Given the cause (Drying Shrinkage and Integral Items) and effect (Cracking) we can usually predict where the concrete will contract causing it to crack. As a result we place our crack control joints in these areas. It does not stop the concrete from cracking it helps us control where it cracks.
To make concrete a chemical reaction takes place, this reaction continues the full life of the concrete. The reaction progressively slows down once the concrete has hardened until about the 20 year mark, when it is thought it starts to deteriorate. Within the concrete other chemical reactions can take place which work adversely against the concrete and can be crack inducing. The corrosion of reinforcement is a process where steel in concrete starts to rust. When steel rusts it expands within the concrete and can sheer it apart.
The chemical process we are concerned about as end users is Alkali- Aggregate Reaction. The initial reaction poses no great danger to our concrete, but we as users can aggravate this process which will lead to rapid deterioration of our concrete over night. If salt was to be put on the concrete it can accelerate the process especially with the onset of sub-zero temperatures.(See Salt And Concrete) Since salt is usually used to melt snow/ice it is only used in the winter months when it is at its most destructive. Salt alone does little to damage the concrete, it is the moisture that it attracts that does the damage.
Temperature is an important factor which affects our concrete; it is the extremes of these temperatures which can cause the ageing/cracking. Internal concrete (concrete slabs inside buildings) will be subject to a lower range of temperatures, (between 10degreesC and 20 degrees C) therefore will be a lot less affected by expansion and contraction. Our driveways are subject to a range of temperatures reaching 30 degrees in the summer to -10 degrees in winter. These stresses can and will bring on unpredictable movement in the concrete.
In winter a strong frost for a prolong period of time will cause the concrete to contract. We can see this in the expansion joints we have created because they open up, likewise in summer they reduce in size, this happens all year long to a lot lesser extent. We may notice it most when it is at one extreme in temperature. In the winter months thermal contraction can contribute to shrinkage and cause unpredictable hair line fractures, which we have not planned for with our crack control joints.
We can’t predict the affects of our winters on the concrete, however we can ensure the base we put under our concrete is adequate to support it, therefore any fractures will remain only hair line and cosmetic.
Our concrete can be affected by accidental overloading, by a thing or vehicle. This can cause our concrete to crack so it is important that the usage is defined before the specification is designed. (See our PIC Specification for domestic driveways.)
Creep or settlement cracks is another cause for our concrete to crack. We excavate up to 200mm, the sub-grade soil below that is beyond our control.
To summarise both contractor and end user can play their part in crack prevention and deterioration of our concrete.
The contractor can ensure they work within the accepted slump range and ensure no more water is used in the concrete than necessary within the acceptable slump range. This will reduce any shrinkage within the concrete.

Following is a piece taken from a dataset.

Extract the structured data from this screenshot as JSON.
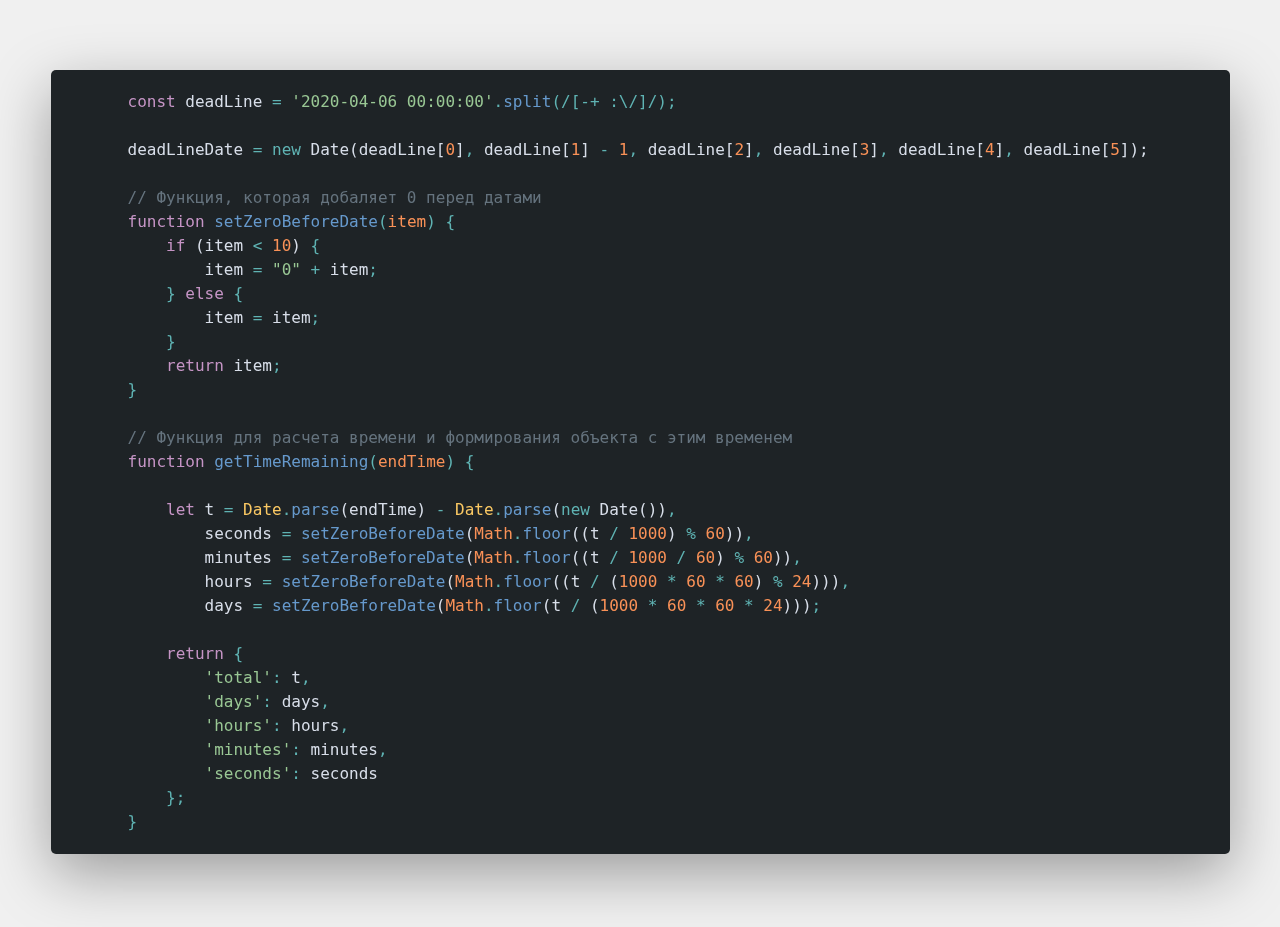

The End User can ensure no salt or chemicals be used or spilled on the drive and maintain the protective sealer.
To protect against any thermal expansion and contraction the contractor can ensure crack control joints are placed in the slab at the earliest possible opportunity after the concrete has hardened.
And finally the end user can ensure the driveway is only used for the purpose it was designed for, and not to over load it.
21st January 2011